**Prompt**
Repeat each line of the data below exactly, but skip the pictures.
(Beginning of Records for the task)
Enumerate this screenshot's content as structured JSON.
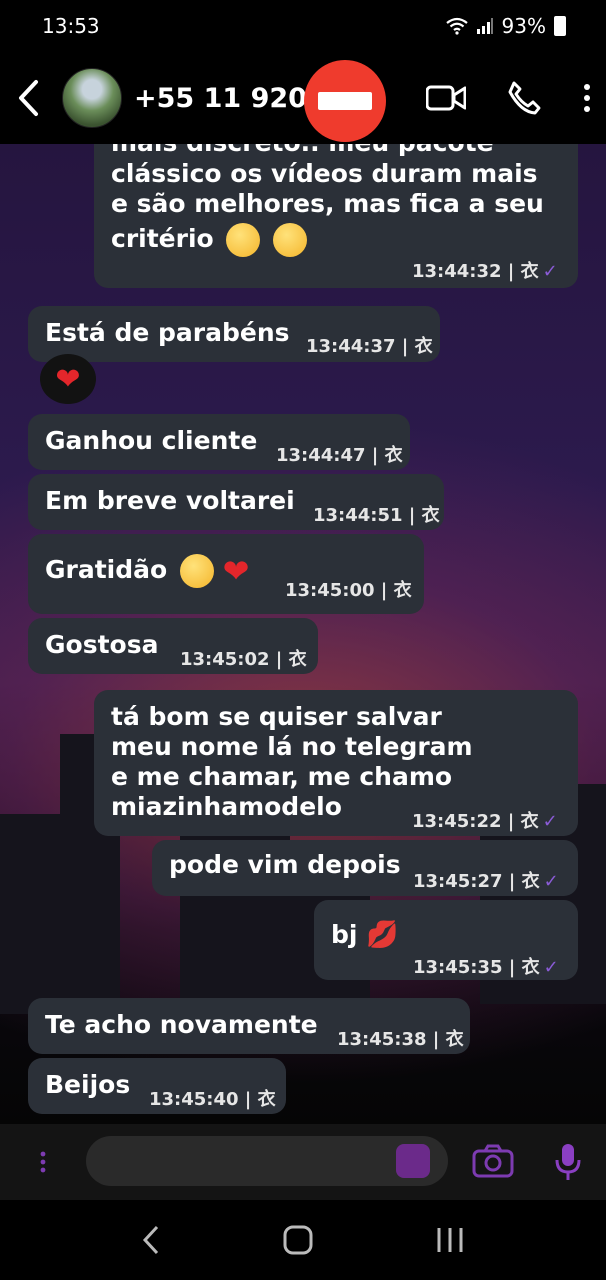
{
  "status_bar": {
    "time": "13:53",
    "battery": "93%"
  },
  "header": {
    "contact_name": "+55 11 9200"
  },
  "messages": [
    {
      "text_lines": [
        "mais discreto.. meu pacote",
        "clássico os vídeos duram mais",
        "e são melhores, mas fica a seu",
        "critério"
      ],
      "time": "13:44:32 | 衣",
      "direction": "outgoing"
    },
    {
      "text": "Está de parabéns",
      "time": "13:44:37 | 衣",
      "direction": "incoming"
    },
    {
      "text": "Ganhou cliente",
      "time": "13:44:47 | 衣",
      "direction": "incoming"
    },
    {
      "text": "Em breve voltarei",
      "time": "13:44:51 | 衣",
      "direction": "incoming"
    },
    {
      "text": "Gratidão",
      "time": "13:45:00 | 衣",
      "direction": "incoming"
    },
    {
      "text": "Gostosa",
      "time": "13:45:02 | 衣",
      "direction": "incoming"
    },
    {
      "text_lines": [
        "tá bom se quiser salvar",
        "meu nome lá no telegram",
        "e me chamar, me chamo",
        "miazinhamodelo"
      ],
      "time": "13:45:22 | 衣",
      "direction": "outgoing"
    },
    {
      "text": "pode vim depois",
      "time": "13:45:27 | 衣",
      "direction": "outgoing"
    },
    {
      "text": "bj",
      "time": "13:45:35 | 衣",
      "direction": "outgoing"
    },
    {
      "text": "Te acho novamente",
      "time": "13:45:38 | 衣",
      "direction": "incoming"
    },
    {
      "text": "Beijos",
      "time": "13:45:40 | 衣",
      "direction": "incoming"
    }
  ],
  "reaction": {
    "emoji": "❤"
  },
  "colors": {
    "bubble": "#2b3038",
    "accent": "#8a5bd6",
    "redaction": "#ef3b2d"
  },
  "icons": [
    "back-arrow-icon",
    "video-call-icon",
    "phone-icon",
    "more-vert-icon",
    "attach-dots-icon",
    "sticker-icon",
    "camera-icon",
    "mic-icon",
    "nav-back-icon",
    "nav-home-icon",
    "nav-recents-icon"
  ]
}
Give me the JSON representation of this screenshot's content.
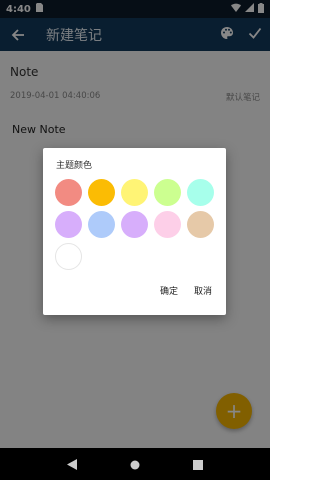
{
  "status_bar": {
    "time": "4:40"
  },
  "app_bar": {
    "title": "新建笔记"
  },
  "note": {
    "title": "Note",
    "date": "2019-04-01 04:40:06",
    "category": "默认笔记",
    "body": "New Note"
  },
  "dialog": {
    "title": "主题颜色",
    "colors": [
      "#f28b82",
      "#fbbc04",
      "#fff475",
      "#ccff90",
      "#a7ffeb",
      "#d7aefb",
      "#aecbfa",
      "#d7aefb",
      "#fdcfe8",
      "#e6c9a8",
      "#ffffff"
    ],
    "confirm_label": "确定",
    "cancel_label": "取消"
  },
  "fab": {
    "icon": "+"
  }
}
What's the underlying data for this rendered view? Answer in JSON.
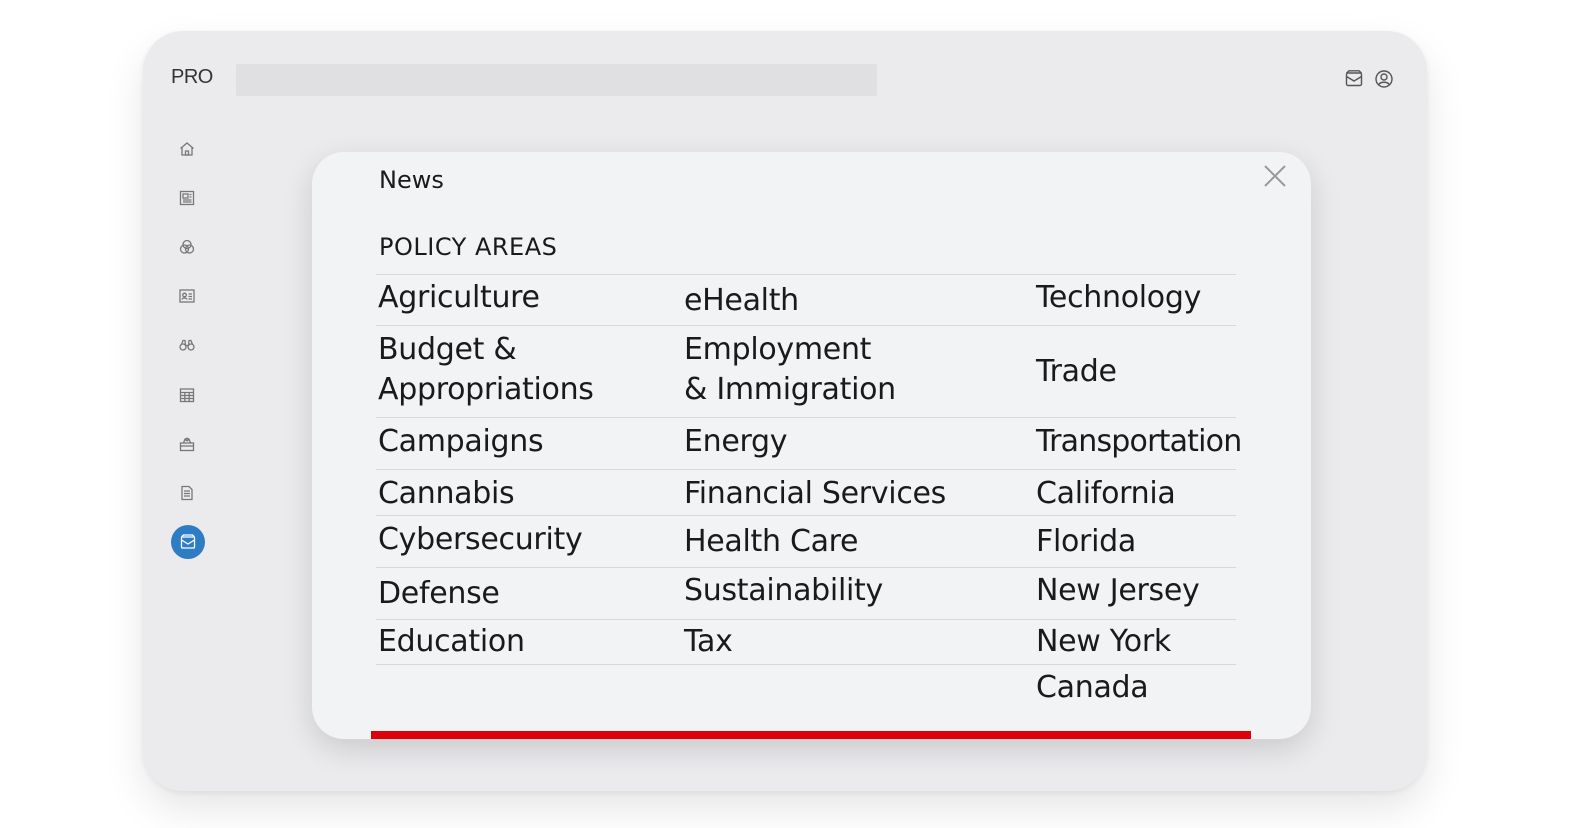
{
  "app": {
    "logo": "PRO"
  },
  "modal": {
    "title": "News",
    "section_title": "POLICY AREAS",
    "col1": [
      "Agriculture",
      "Budget &",
      "Appropriations",
      "Campaigns",
      "Cannabis",
      "Cybersecurity",
      "Defense",
      "Education"
    ],
    "col2": [
      "eHealth",
      "Employment",
      "& Immigration",
      "Energy",
      "Financial Services",
      "Health Care",
      "Sustainability",
      "Tax"
    ],
    "col3": [
      "Technology",
      "Trade",
      "Transportation",
      "California",
      "Florida",
      "New Jersey",
      "New York",
      "Canada"
    ]
  },
  "colors": {
    "accent_red": "#e0000a",
    "active_nav": "#2e7dc4"
  },
  "icons": [
    "home-icon",
    "newspaper-icon",
    "venn-icon",
    "contact-card-icon",
    "binoculars-icon",
    "calendar-icon",
    "briefcase-icon",
    "document-icon",
    "inbox-icon",
    "close-icon",
    "user-icon"
  ]
}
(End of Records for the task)
**Output below**
Enumerate this screenshot's content as structured JSON.
{
  "status_bar": {
    "time": "13:53",
    "battery": "93%"
  },
  "header": {
    "contact_name": "+55 11 9200"
  },
  "messages": [
    {
      "text_lines": [
        "mais discreto.. meu pacote",
        "clássico os vídeos duram mais",
        "e são melhores, mas fica a seu",
        "critério"
      ],
      "time": "13:44:32 | 衣",
      "direction": "outgoing"
    },
    {
      "text": "Está de parabéns",
      "time": "13:44:37 | 衣",
      "direction": "incoming"
    },
    {
      "text": "Ganhou cliente",
      "time": "13:44:47 | 衣",
      "direction": "incoming"
    },
    {
      "text": "Em breve voltarei",
      "time": "13:44:51 | 衣",
      "direction": "incoming"
    },
    {
      "text": "Gratidão",
      "time": "13:45:00 | 衣",
      "direction": "incoming"
    },
    {
      "text": "Gostosa",
      "time": "13:45:02 | 衣",
      "direction": "incoming"
    },
    {
      "text_lines": [
        "tá bom se quiser salvar",
        "meu nome lá no telegram",
        "e me chamar, me chamo",
        "miazinhamodelo"
      ],
      "time": "13:45:22 | 衣",
      "direction": "outgoing"
    },
    {
      "text": "pode vim depois",
      "time": "13:45:27 | 衣",
      "direction": "outgoing"
    },
    {
      "text": "bj",
      "time": "13:45:35 | 衣",
      "direction": "outgoing"
    },
    {
      "text": "Te acho novamente",
      "time": "13:45:38 | 衣",
      "direction": "incoming"
    },
    {
      "text": "Beijos",
      "time": "13:45:40 | 衣",
      "direction": "incoming"
    }
  ],
  "reaction": {
    "emoji": "❤"
  },
  "colors": {
    "bubble": "#2b3038",
    "accent": "#8a5bd6",
    "redaction": "#ef3b2d"
  },
  "icons": [
    "back-arrow-icon",
    "video-call-icon",
    "phone-icon",
    "more-vert-icon",
    "attach-dots-icon",
    "sticker-icon",
    "camera-icon",
    "mic-icon",
    "nav-back-icon",
    "nav-home-icon",
    "nav-recents-icon"
  ]
}
Give me the JSON representation of this screenshot's content.
{
  "status_bar": {
    "time": "4:40"
  },
  "app_bar": {
    "title": "新建笔记"
  },
  "note": {
    "title": "Note",
    "date": "2019-04-01 04:40:06",
    "category": "默认笔记",
    "body": "New Note"
  },
  "dialog": {
    "title": "主题颜色",
    "colors": [
      "#f28b82",
      "#fbbc04",
      "#fff475",
      "#ccff90",
      "#a7ffeb",
      "#d7aefb",
      "#aecbfa",
      "#d7aefb",
      "#fdcfe8",
      "#e6c9a8",
      "#ffffff"
    ],
    "confirm_label": "确定",
    "cancel_label": "取消"
  },
  "fab": {
    "icon": "+"
  }
}
What's the underlying data for this rendered view? Answer in JSON.
{
  "app": {
    "logo": "PRO"
  },
  "modal": {
    "title": "News",
    "section_title": "POLICY AREAS",
    "col1": [
      "Agriculture",
      "Budget &",
      "Appropriations",
      "Campaigns",
      "Cannabis",
      "Cybersecurity",
      "Defense",
      "Education"
    ],
    "col2": [
      "eHealth",
      "Employment",
      "& Immigration",
      "Energy",
      "Financial Services",
      "Health Care",
      "Sustainability",
      "Tax"
    ],
    "col3": [
      "Technology",
      "Trade",
      "Transportation",
      "California",
      "Florida",
      "New Jersey",
      "New York",
      "Canada"
    ]
  },
  "colors": {
    "accent_red": "#e0000a",
    "active_nav": "#2e7dc4"
  },
  "icons": [
    "home-icon",
    "newspaper-icon",
    "venn-icon",
    "contact-card-icon",
    "binoculars-icon",
    "calendar-icon",
    "briefcase-icon",
    "document-icon",
    "inbox-icon",
    "close-icon",
    "user-icon"
  ]
}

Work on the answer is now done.